==== DATASET CONTENT
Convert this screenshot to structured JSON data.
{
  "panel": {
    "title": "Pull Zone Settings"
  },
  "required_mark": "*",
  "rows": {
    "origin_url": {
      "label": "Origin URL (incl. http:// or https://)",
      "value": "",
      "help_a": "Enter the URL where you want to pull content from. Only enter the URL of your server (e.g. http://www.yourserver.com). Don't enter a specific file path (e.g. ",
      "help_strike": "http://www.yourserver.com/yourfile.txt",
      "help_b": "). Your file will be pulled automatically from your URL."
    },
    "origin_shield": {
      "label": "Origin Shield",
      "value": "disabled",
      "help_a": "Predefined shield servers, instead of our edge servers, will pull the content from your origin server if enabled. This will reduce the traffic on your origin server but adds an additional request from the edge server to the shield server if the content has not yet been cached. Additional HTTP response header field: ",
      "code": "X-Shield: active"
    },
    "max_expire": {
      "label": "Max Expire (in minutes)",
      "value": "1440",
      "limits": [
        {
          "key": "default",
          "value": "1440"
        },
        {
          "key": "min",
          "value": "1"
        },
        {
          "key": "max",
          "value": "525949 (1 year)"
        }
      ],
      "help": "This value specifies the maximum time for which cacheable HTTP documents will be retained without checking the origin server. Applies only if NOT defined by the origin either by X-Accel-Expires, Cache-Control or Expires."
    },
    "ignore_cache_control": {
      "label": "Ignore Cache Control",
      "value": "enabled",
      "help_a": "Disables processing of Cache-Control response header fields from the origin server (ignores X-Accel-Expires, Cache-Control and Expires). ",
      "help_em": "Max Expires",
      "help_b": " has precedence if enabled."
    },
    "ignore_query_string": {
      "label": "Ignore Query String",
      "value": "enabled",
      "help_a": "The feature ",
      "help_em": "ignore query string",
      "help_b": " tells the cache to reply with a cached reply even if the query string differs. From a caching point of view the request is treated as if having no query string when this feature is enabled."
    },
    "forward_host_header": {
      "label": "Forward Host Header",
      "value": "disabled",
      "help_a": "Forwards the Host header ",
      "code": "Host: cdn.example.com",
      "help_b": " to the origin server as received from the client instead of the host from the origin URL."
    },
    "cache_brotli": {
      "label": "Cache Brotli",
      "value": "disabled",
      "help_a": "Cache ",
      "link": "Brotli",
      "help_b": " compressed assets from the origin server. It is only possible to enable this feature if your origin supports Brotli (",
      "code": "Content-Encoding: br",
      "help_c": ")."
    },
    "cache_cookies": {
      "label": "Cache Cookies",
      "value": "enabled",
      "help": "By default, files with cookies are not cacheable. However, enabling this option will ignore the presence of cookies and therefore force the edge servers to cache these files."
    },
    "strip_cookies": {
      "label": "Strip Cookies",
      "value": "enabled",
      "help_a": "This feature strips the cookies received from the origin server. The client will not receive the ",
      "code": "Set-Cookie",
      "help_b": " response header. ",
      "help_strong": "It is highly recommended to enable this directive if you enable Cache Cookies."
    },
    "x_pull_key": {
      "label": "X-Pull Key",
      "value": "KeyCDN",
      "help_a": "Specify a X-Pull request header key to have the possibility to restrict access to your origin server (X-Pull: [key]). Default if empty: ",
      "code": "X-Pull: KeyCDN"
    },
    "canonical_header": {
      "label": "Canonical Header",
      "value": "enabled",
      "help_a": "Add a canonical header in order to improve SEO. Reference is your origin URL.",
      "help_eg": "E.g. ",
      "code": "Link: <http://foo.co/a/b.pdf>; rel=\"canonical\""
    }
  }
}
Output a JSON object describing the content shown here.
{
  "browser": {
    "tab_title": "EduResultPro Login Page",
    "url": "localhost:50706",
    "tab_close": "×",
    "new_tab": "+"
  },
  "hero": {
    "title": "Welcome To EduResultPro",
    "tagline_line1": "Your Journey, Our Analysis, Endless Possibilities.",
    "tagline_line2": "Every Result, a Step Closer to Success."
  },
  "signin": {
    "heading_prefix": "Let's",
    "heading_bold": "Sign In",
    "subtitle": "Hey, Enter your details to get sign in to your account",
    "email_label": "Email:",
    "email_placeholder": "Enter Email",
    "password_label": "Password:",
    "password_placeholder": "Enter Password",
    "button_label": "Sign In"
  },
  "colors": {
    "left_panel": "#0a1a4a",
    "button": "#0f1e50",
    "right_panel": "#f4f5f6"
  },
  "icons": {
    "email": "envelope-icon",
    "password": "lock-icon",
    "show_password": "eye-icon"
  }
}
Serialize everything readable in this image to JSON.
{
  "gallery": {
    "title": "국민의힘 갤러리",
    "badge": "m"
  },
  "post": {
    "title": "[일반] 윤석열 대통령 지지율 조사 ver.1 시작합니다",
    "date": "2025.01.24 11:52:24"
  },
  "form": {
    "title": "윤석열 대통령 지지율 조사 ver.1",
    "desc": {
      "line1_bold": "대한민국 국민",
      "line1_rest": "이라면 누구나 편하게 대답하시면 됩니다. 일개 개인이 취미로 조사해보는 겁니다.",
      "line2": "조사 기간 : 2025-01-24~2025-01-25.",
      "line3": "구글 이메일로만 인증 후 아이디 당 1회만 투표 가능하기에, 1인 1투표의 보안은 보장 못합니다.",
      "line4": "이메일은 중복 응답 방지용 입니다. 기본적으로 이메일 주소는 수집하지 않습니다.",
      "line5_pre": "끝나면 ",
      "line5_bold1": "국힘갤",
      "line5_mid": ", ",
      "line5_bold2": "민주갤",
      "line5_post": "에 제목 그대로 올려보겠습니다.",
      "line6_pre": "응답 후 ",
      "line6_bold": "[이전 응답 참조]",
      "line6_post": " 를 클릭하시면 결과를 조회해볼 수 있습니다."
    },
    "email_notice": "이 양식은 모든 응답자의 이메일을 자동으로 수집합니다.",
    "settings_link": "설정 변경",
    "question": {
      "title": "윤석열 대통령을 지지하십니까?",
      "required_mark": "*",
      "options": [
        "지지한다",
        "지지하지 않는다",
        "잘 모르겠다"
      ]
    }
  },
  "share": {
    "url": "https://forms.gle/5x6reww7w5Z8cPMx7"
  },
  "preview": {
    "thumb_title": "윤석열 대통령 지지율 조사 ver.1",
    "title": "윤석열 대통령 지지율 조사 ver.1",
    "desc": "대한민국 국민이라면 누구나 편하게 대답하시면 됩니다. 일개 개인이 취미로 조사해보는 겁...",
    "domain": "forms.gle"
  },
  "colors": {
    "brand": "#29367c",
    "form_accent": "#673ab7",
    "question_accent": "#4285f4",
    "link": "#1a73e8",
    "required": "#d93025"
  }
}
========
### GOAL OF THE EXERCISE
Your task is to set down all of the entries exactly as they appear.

### PROBLEM SOLUTION
Convert this screenshot to structured JSON data.
{
  "panel": {
    "title": "Pull Zone Settings"
  },
  "required_mark": "*",
  "rows": {
    "origin_url": {
      "label": "Origin URL (incl. http:// or https://)",
      "value": "",
      "help_a": "Enter the URL where you want to pull content from. Only enter the URL of your server (e.g. http://www.yourserver.com). Don't enter a specific file path (e.g. ",
      "help_strike": "http://www.yourserver.com/yourfile.txt",
      "help_b": "). Your file will be pulled automatically from your URL."
    },
    "origin_shield": {
      "label": "Origin Shield",
      "value": "disabled",
      "help_a": "Predefined shield servers, instead of our edge servers, will pull the content from your origin server if enabled. This will reduce the traffic on your origin server but adds an additional request from the edge server to the shield server if the content has not yet been cached. Additional HTTP response header field: ",
      "code": "X-Shield: active"
    },
    "max_expire": {
      "label": "Max Expire (in minutes)",
      "value": "1440",
      "limits": [
        {
          "key": "default",
          "value": "1440"
        },
        {
          "key": "min",
          "value": "1"
        },
        {
          "key": "max",
          "value": "525949 (1 year)"
        }
      ],
      "help": "This value specifies the maximum time for which cacheable HTTP documents will be retained without checking the origin server. Applies only if NOT defined by the origin either by X-Accel-Expires, Cache-Control or Expires."
    },
    "ignore_cache_control": {
      "label": "Ignore Cache Control",
      "value": "enabled",
      "help_a": "Disables processing of Cache-Control response header fields from the origin server (ignores X-Accel-Expires, Cache-Control and Expires). ",
      "help_em": "Max Expires",
      "help_b": " has precedence if enabled."
    },
    "ignore_query_string": {
      "label": "Ignore Query String",
      "value": "enabled",
      "help_a": "The feature ",
      "help_em": "ignore query string",
      "help_b": " tells the cache to reply with a cached reply even if the query string differs. From a caching point of view the request is treated as if having no query string when this feature is enabled."
    },
    "forward_host_header": {
      "label": "Forward Host Header",
      "value": "disabled",
      "help_a": "Forwards the Host header ",
      "code": "Host: cdn.example.com",
      "help_b": " to the origin server as received from the client instead of the host from the origin URL."
    },
    "cache_brotli": {
      "label": "Cache Brotli",
      "value": "disabled",
      "help_a": "Cache ",
      "link": "Brotli",
      "help_b": " compressed assets from the origin server. It is only possible to enable this feature if your origin supports Brotli (",
      "code": "Content-Encoding: br",
      "help_c": ")."
    },
    "cache_cookies": {
      "label": "Cache Cookies",
      "value": "enabled",
      "help": "By default, files with cookies are not cacheable. However, enabling this option will ignore the presence of cookies and therefore force the edge servers to cache these files."
    },
    "strip_cookies": {
      "label": "Strip Cookies",
      "value": "enabled",
      "help_a": "This feature strips the cookies received from the origin server. The client will not receive the ",
      "code": "Set-Cookie",
      "help_b": " response header. ",
      "help_strong": "It is highly recommended to enable this directive if you enable Cache Cookies."
    },
    "x_pull_key": {
      "label": "X-Pull Key",
      "value": "KeyCDN",
      "help_a": "Specify a X-Pull request header key to have the possibility to restrict access to your origin server (X-Pull: [key]). Default if empty: ",
      "code": "X-Pull: KeyCDN"
    },
    "canonical_header": {
      "label": "Canonical Header",
      "value": "enabled",
      "help_a": "Add a canonical header in order to improve SEO. Reference is your origin URL.",
      "help_eg": "E.g. ",
      "code": "Link: <http://foo.co/a/b.pdf>; rel=\"canonical\""
    }
  }
}
Output a JSON object describing the content shown here.
{
  "browser": {
    "tab_title": "EduResultPro Login Page",
    "url": "localhost:50706",
    "tab_close": "×",
    "new_tab": "+"
  },
  "hero": {
    "title": "Welcome To EduResultPro",
    "tagline_line1": "Your Journey, Our Analysis, Endless Possibilities.",
    "tagline_line2": "Every Result, a Step Closer to Success."
  },
  "signin": {
    "heading_prefix": "Let's",
    "heading_bold": "Sign In",
    "subtitle": "Hey, Enter your details to get sign in to your account",
    "email_label": "Email:",
    "email_placeholder": "Enter Email",
    "password_label": "Password:",
    "password_placeholder": "Enter Password",
    "button_label": "Sign In"
  },
  "colors": {
    "left_panel": "#0a1a4a",
    "button": "#0f1e50",
    "right_panel": "#f4f5f6"
  },
  "icons": {
    "email": "envelope-icon",
    "password": "lock-icon",
    "show_password": "eye-icon"
  }
}
Serialize everything readable in this image to JSON.
{
  "gallery": {
    "title": "국민의힘 갤러리",
    "badge": "m"
  },
  "post": {
    "title": "[일반] 윤석열 대통령 지지율 조사 ver.1 시작합니다",
    "date": "2025.01.24 11:52:24"
  },
  "form": {
    "title": "윤석열 대통령 지지율 조사 ver.1",
    "desc": {
      "line1_bold": "대한민국 국민",
      "line1_rest": "이라면 누구나 편하게 대답하시면 됩니다. 일개 개인이 취미로 조사해보는 겁니다.",
      "line2": "조사 기간 : 2025-01-24~2025-01-25.",
      "line3": "구글 이메일로만 인증 후 아이디 당 1회만 투표 가능하기에, 1인 1투표의 보안은 보장 못합니다.",
      "line4": "이메일은 중복 응답 방지용 입니다. 기본적으로 이메일 주소는 수집하지 않습니다.",
      "line5_pre": "끝나면 ",
      "line5_bold1": "국힘갤",
      "line5_mid": ", ",
      "line5_bold2": "민주갤",
      "line5_post": "에 제목 그대로 올려보겠습니다.",
      "line6_pre": "응답 후 ",
      "line6_bold": "[이전 응답 참조]",
      "line6_post": " 를 클릭하시면 결과를 조회해볼 수 있습니다."
    },
    "email_notice": "이 양식은 모든 응답자의 이메일을 자동으로 수집합니다.",
    "settings_link": "설정 변경",
    "question": {
      "title": "윤석열 대통령을 지지하십니까?",
      "required_mark": "*",
      "options": [
        "지지한다",
        "지지하지 않는다",
        "잘 모르겠다"
      ]
    }
  },
  "share": {
    "url": "https://forms.gle/5x6reww7w5Z8cPMx7"
  },
  "preview": {
    "thumb_title": "윤석열 대통령 지지율 조사 ver.1",
    "title": "윤석열 대통령 지지율 조사 ver.1",
    "desc": "대한민국 국민이라면 누구나 편하게 대답하시면 됩니다. 일개 개인이 취미로 조사해보는 겁...",
    "domain": "forms.gle"
  },
  "colors": {
    "brand": "#29367c",
    "form_accent": "#673ab7",
    "question_accent": "#4285f4",
    "link": "#1a73e8",
    "required": "#d93025"
  }
}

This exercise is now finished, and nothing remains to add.